Back in 1998, for example, a cocky Italian swaggered into the 500cc class and threatened the supremacy of Mick Doohan. Doohan finished Max Biaggi off at the end of that year, but he had to dig deep. After Doohan retired, another cocky Italian took his place to rough Biaggi up, just as the Roman Emperor thought he owned the premier class. After a string of titles, Valentino Rossi, the cocky Italian in question, found himself facing a couple of rookies giving him real trouble. Casey Stoner beat him at the second time of asking in 2007, then Jorge Lorenzo took the fight to him inside Rossi's own team, getting the better of him in 2010.
Just as Lorenzo was settling in to take what he considered as his rightful place atop the MotoGP pile, along came a cheeky-faced Spanish youngster on a record-breaking spree, winning his second race and the title at his first attempt. After winning two titles in a row, then an impressive third last year, Marc Márquez suddenly finds himself grappling with an improbably fast Yamaha rider with steel in his soul and the name of a warrior (albeit a fictional one). And in addition to Maverick Viñales, Márquez has to contend with Johann Zarco, who has sprung from Moto2 like a jack-in-the-box, scaring the living daylights out of the regulars.
This is the circle of racing. Every racing series is in a state of permanent revolution, where the newcomers dream up new ways of usurping the established riders, and the old guard have to adapt or die. The moment you get comfortable is the moment your era has passed. The ultimate reward for being top dog is to ride around with a massive target on your back.
MotoGP standings after a scintillating race at Le Mans:

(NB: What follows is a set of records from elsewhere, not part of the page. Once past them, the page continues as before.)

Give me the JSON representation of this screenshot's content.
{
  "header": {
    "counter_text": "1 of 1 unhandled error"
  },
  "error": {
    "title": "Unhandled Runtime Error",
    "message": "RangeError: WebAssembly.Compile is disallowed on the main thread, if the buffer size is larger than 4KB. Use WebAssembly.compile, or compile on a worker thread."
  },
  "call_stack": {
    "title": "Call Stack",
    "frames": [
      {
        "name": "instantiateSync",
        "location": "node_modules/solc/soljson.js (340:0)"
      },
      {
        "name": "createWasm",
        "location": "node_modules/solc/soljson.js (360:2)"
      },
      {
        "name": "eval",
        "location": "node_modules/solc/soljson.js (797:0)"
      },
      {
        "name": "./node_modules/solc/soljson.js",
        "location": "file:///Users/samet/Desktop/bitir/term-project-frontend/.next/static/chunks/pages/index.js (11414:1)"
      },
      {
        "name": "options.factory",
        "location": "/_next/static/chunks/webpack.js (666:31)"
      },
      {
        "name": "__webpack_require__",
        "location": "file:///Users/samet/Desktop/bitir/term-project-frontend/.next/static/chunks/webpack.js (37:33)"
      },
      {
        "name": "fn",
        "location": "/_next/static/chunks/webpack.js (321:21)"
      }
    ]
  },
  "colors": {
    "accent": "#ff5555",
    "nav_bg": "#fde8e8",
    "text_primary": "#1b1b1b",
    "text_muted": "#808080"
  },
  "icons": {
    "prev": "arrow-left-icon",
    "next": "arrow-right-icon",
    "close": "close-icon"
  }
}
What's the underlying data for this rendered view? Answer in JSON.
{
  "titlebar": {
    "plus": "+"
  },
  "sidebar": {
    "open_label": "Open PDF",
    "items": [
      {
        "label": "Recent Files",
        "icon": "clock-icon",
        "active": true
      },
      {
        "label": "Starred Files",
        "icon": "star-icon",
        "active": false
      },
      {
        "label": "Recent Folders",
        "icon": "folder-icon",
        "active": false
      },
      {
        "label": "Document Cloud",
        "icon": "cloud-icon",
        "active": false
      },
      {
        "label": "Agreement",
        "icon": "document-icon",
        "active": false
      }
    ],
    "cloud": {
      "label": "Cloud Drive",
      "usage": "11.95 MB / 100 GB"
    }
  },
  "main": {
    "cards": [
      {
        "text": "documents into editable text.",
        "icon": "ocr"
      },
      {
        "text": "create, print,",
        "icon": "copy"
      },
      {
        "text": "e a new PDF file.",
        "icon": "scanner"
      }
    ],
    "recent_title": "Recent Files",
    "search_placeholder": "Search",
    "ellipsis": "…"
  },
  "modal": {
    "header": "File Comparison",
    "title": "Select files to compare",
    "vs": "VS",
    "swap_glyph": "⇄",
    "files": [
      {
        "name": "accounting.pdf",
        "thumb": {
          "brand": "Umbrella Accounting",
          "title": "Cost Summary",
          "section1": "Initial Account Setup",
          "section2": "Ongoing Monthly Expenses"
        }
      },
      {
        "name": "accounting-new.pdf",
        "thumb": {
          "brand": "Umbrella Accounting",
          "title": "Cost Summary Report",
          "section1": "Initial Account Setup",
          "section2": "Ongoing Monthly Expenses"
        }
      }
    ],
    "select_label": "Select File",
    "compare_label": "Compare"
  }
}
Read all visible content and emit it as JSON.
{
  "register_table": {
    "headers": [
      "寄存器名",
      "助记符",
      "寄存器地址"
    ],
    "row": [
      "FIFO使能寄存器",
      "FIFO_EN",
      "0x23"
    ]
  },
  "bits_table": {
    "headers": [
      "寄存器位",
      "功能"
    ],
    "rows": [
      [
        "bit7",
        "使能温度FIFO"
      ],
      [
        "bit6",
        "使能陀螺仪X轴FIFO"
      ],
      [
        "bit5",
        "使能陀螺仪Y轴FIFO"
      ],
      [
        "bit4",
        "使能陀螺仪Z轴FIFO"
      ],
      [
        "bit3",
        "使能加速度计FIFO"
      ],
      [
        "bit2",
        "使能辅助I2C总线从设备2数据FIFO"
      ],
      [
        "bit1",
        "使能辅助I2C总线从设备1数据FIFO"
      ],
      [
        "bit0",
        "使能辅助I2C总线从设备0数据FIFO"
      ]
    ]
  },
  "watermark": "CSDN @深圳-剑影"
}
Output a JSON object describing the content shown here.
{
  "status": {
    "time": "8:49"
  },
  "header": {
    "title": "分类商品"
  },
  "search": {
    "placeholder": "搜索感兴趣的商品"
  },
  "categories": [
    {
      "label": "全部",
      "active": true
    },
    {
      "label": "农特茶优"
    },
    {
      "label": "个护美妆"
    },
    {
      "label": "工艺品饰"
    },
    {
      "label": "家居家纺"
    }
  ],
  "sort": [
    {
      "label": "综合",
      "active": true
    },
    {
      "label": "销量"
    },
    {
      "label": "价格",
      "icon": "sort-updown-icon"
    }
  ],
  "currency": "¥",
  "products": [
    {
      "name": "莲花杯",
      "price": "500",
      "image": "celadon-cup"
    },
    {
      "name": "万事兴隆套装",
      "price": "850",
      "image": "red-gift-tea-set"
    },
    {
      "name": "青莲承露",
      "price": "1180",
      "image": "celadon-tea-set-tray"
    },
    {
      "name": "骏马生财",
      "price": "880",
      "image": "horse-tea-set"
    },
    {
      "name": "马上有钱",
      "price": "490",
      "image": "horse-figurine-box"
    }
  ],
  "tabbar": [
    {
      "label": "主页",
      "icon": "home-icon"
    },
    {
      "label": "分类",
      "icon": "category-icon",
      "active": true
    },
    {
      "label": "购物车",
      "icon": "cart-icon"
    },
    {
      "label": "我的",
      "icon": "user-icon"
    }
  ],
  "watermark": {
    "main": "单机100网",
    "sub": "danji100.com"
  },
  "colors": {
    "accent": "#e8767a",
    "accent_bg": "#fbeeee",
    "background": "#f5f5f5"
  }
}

Results and summary of the MotoGP race in Le Mans:
Moto2 standings after the fifth race of the year:
Results and summary of the Moto2 race in Le Mans: